┌────────
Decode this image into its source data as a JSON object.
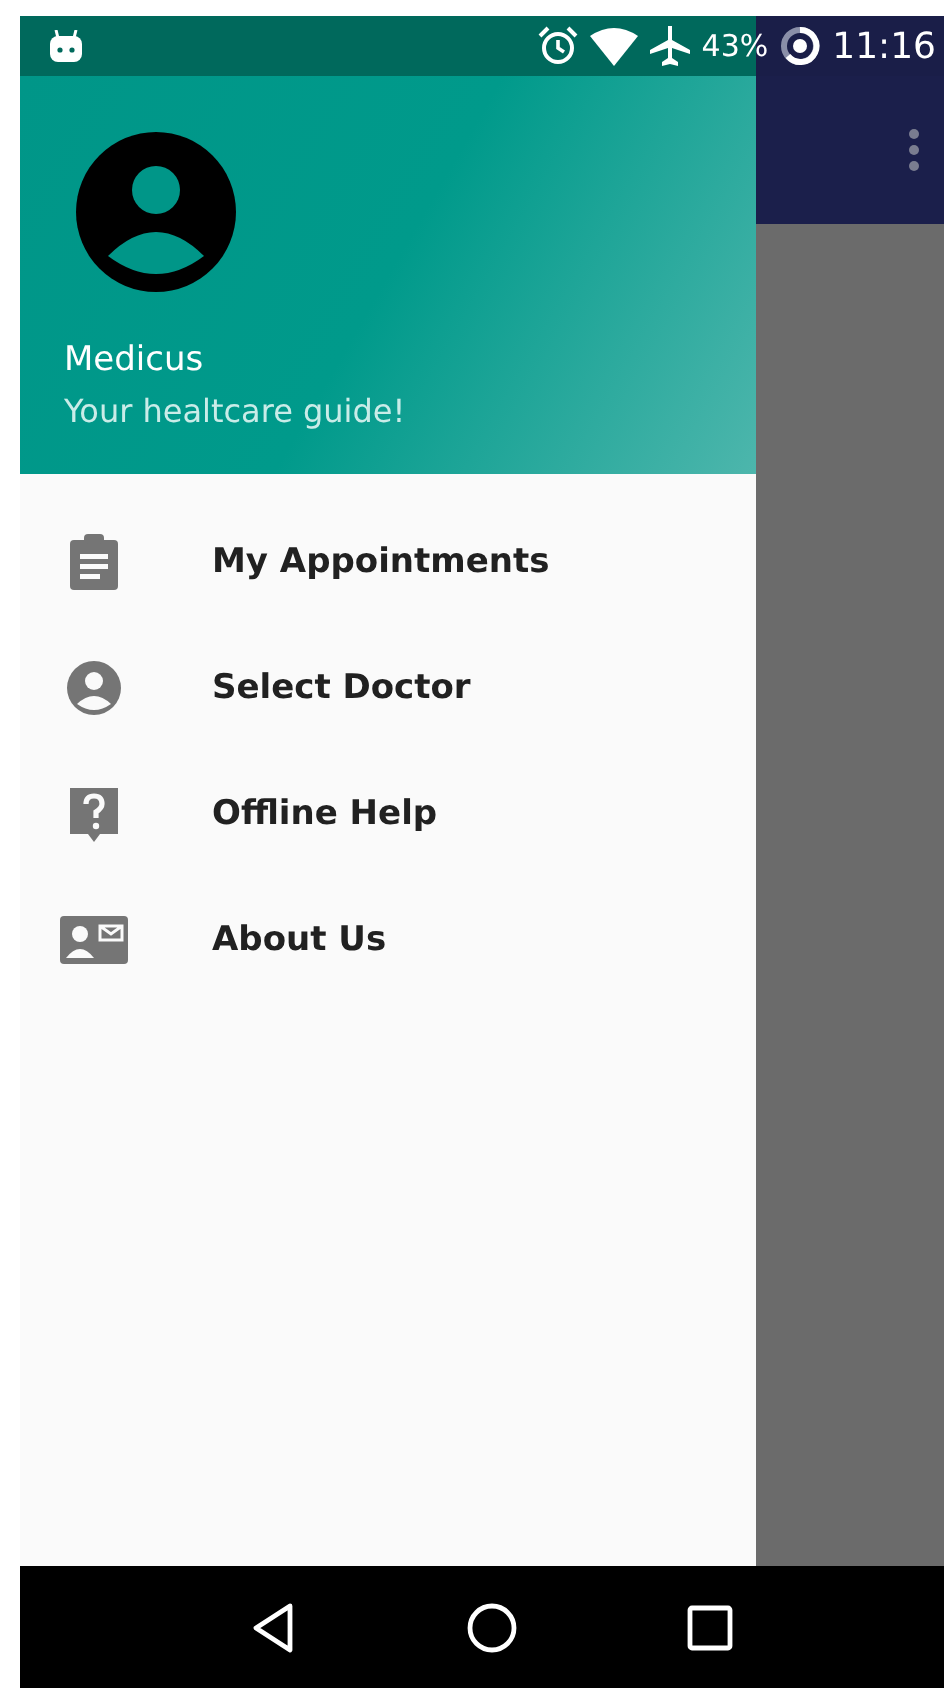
{
  "status_bar": {
    "battery": "43%",
    "time": "11:16"
  },
  "drawer": {
    "header": {
      "title": "Medicus",
      "subtitle": "Your healtcare guide!"
    },
    "items": [
      {
        "label": "My Appointments",
        "kind": "clipboard"
      },
      {
        "label": "Select Doctor",
        "kind": "person"
      },
      {
        "label": "Offline Help",
        "kind": "help"
      },
      {
        "label": "About Us",
        "kind": "contact"
      }
    ]
  }
}
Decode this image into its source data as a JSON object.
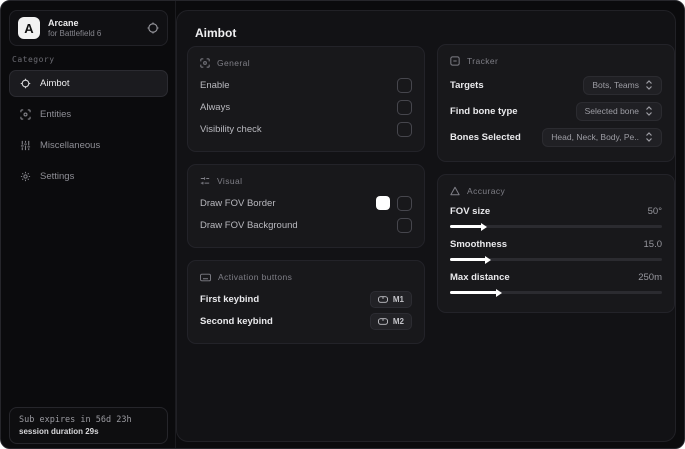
{
  "colors": {
    "accent": "#ffffff",
    "panel_bg": "#121215",
    "card_bg": "#18181b"
  },
  "app": {
    "logo_letter": "A",
    "name": "Arcane",
    "subtitle": "for Battlefield 6"
  },
  "sidebar": {
    "category_label": "Category",
    "items": [
      {
        "label": "Aimbot",
        "active": true
      },
      {
        "label": "Entities",
        "active": false
      },
      {
        "label": "Miscellaneous",
        "active": false
      },
      {
        "label": "Settings",
        "active": false
      }
    ],
    "footer": {
      "line1": "Sub expires in 56d 23h",
      "line2": "session duration 29s"
    }
  },
  "main": {
    "title": "Aimbot",
    "general": {
      "title": "General",
      "rows": [
        {
          "label": "Enable",
          "checked": false
        },
        {
          "label": "Always",
          "checked": false
        },
        {
          "label": "Visibility check",
          "checked": false
        }
      ]
    },
    "visual": {
      "title": "Visual",
      "rows": [
        {
          "label": "Draw FOV Border",
          "checked": false,
          "swatch": "#ffffff"
        },
        {
          "label": "Draw FOV Background",
          "checked": false
        }
      ]
    },
    "activation": {
      "title": "Activation buttons",
      "rows": [
        {
          "label": "First keybind",
          "key": "M1"
        },
        {
          "label": "Second keybind",
          "key": "M2"
        }
      ]
    },
    "tracker": {
      "title": "Tracker",
      "rows": [
        {
          "label": "Targets",
          "value": "Bots, Teams"
        },
        {
          "label": "Find bone type",
          "value": "Selected bone"
        },
        {
          "label": "Bones Selected",
          "value": "Head, Neck, Body, Pe.."
        }
      ]
    },
    "accuracy": {
      "title": "Accuracy",
      "rows": [
        {
          "label": "FOV size",
          "value": "50°",
          "fill_pct": 15
        },
        {
          "label": "Smoothness",
          "value": "15.0",
          "fill_pct": 17
        },
        {
          "label": "Max distance",
          "value": "250m",
          "fill_pct": 22
        }
      ]
    }
  }
}
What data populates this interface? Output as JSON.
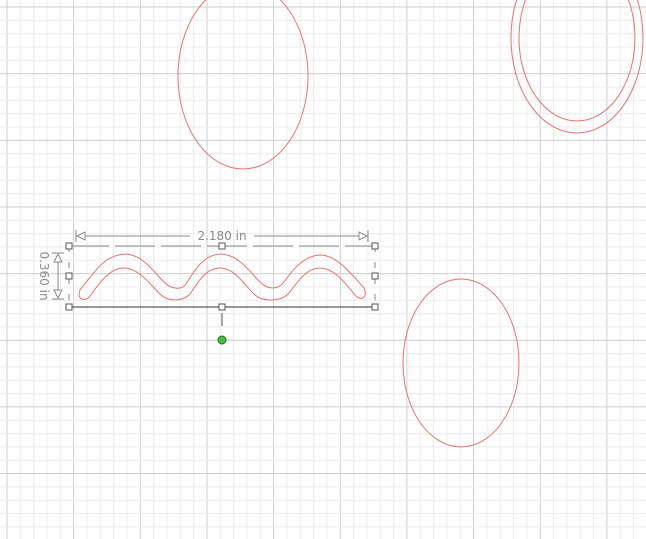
{
  "colors": {
    "grid_minor": "#ececec",
    "grid_major": "#cfcfcf",
    "shape_stroke": "#f07070",
    "dimension": "#8a8a8a",
    "rotate_handle": "#3cc43c"
  },
  "selection": {
    "width_label": "2.180 in",
    "height_label": "0.360 in"
  }
}
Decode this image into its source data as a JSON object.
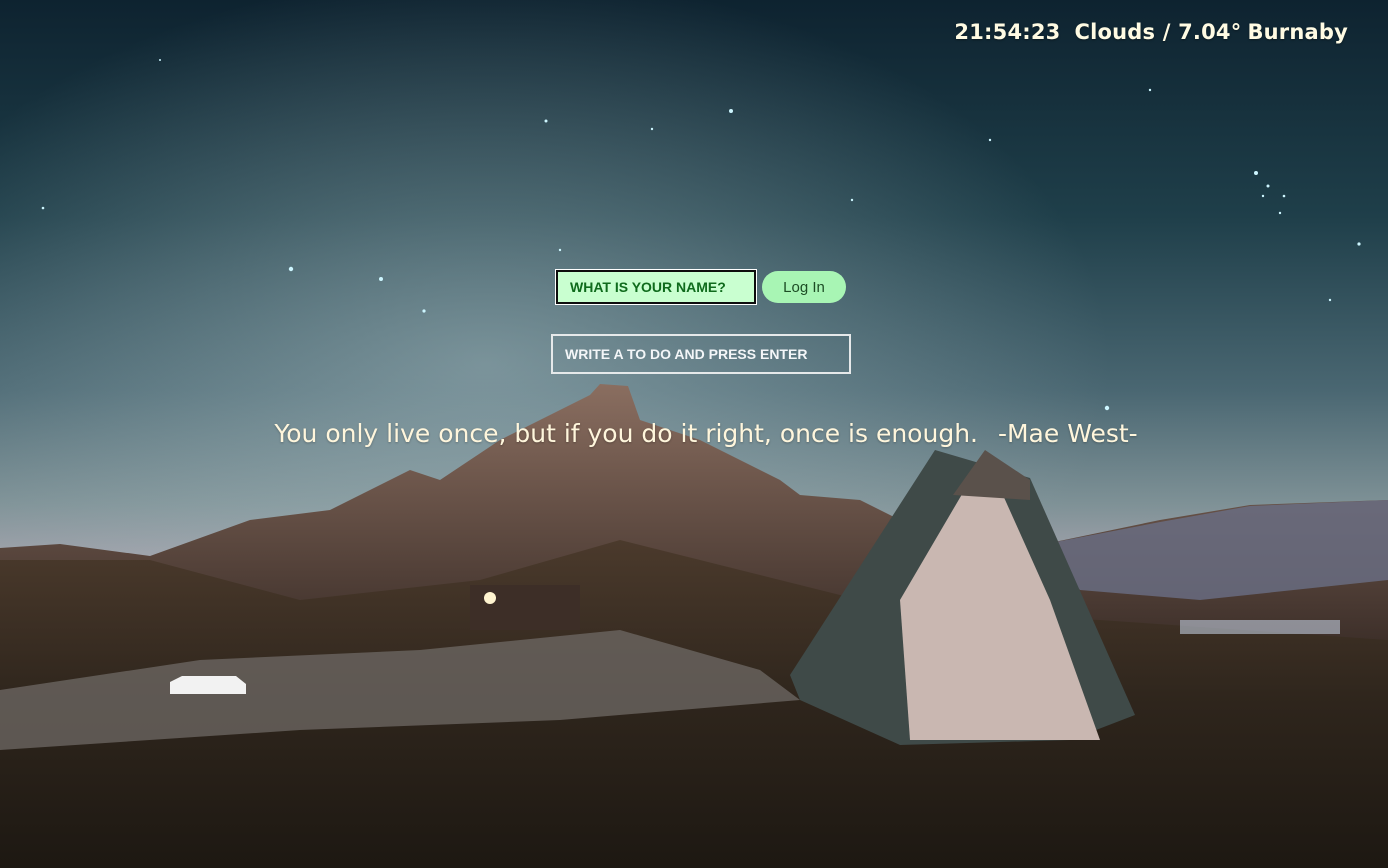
{
  "status": {
    "clock": "21:54:23",
    "weather": "Clouds / 7.04°",
    "city": "Burnaby"
  },
  "login": {
    "name_placeholder": "WHAT IS YOUR NAME?",
    "button_label": "Log In"
  },
  "todo": {
    "placeholder": "WRITE A TO DO AND PRESS ENTER"
  },
  "quote": {
    "text": "You only live once, but if you do it right, once is enough.",
    "author": "-Mae West-"
  },
  "colors": {
    "name_field_bg": "#c9ffd0",
    "name_field_text": "#0f6b1c",
    "login_button_bg": "#a8f5b4",
    "overlay_text": "#fffbe3"
  }
}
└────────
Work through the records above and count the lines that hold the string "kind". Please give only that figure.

4